> **Exercise**: Keep images out and repeat all data exactly.

[Records drawn from a dataset]
# # #

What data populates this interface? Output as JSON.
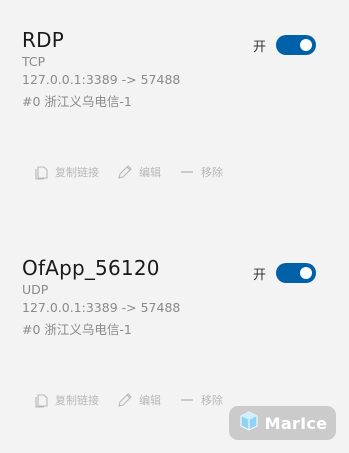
{
  "tunnels": [
    {
      "name": "RDP",
      "protocol": "TCP",
      "mapping": "127.0.0.1:3389 -> 57488",
      "node": "#0 浙江义乌电信-1",
      "toggle_label": "开",
      "enabled": true
    },
    {
      "name": "OfApp_56120",
      "protocol": "UDP",
      "mapping": "127.0.0.1:3389 -> 57488",
      "node": "#0 浙江义乌电信-1",
      "toggle_label": "开",
      "enabled": true
    }
  ],
  "actions": {
    "copy_label": "复制链接",
    "edit_label": "编辑",
    "remove_label": "移除"
  },
  "watermark": {
    "text": "MarIce",
    "icon": "ice-cube-icon"
  },
  "colors": {
    "toggle_on": "#0060a8",
    "background": "#f3f3f3",
    "muted_text": "#8a8a8a",
    "action_text": "#b8b8b8"
  }
}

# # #

> **Task answer**:
What data populates this interface? Output as JSON.
{
  "tunnels": [
    {
      "name": "RDP",
      "protocol": "TCP",
      "mapping": "127.0.0.1:3389 -> 57488",
      "node": "#0 浙江义乌电信-1",
      "toggle_label": "开",
      "enabled": true
    },
    {
      "name": "OfApp_56120",
      "protocol": "UDP",
      "mapping": "127.0.0.1:3389 -> 57488",
      "node": "#0 浙江义乌电信-1",
      "toggle_label": "开",
      "enabled": true
    }
  ],
  "actions": {
    "copy_label": "复制链接",
    "edit_label": "编辑",
    "remove_label": "移除"
  },
  "watermark": {
    "text": "MarIce",
    "icon": "ice-cube-icon"
  },
  "colors": {
    "toggle_on": "#0060a8",
    "background": "#f3f3f3",
    "muted_text": "#8a8a8a",
    "action_text": "#b8b8b8"
  }
}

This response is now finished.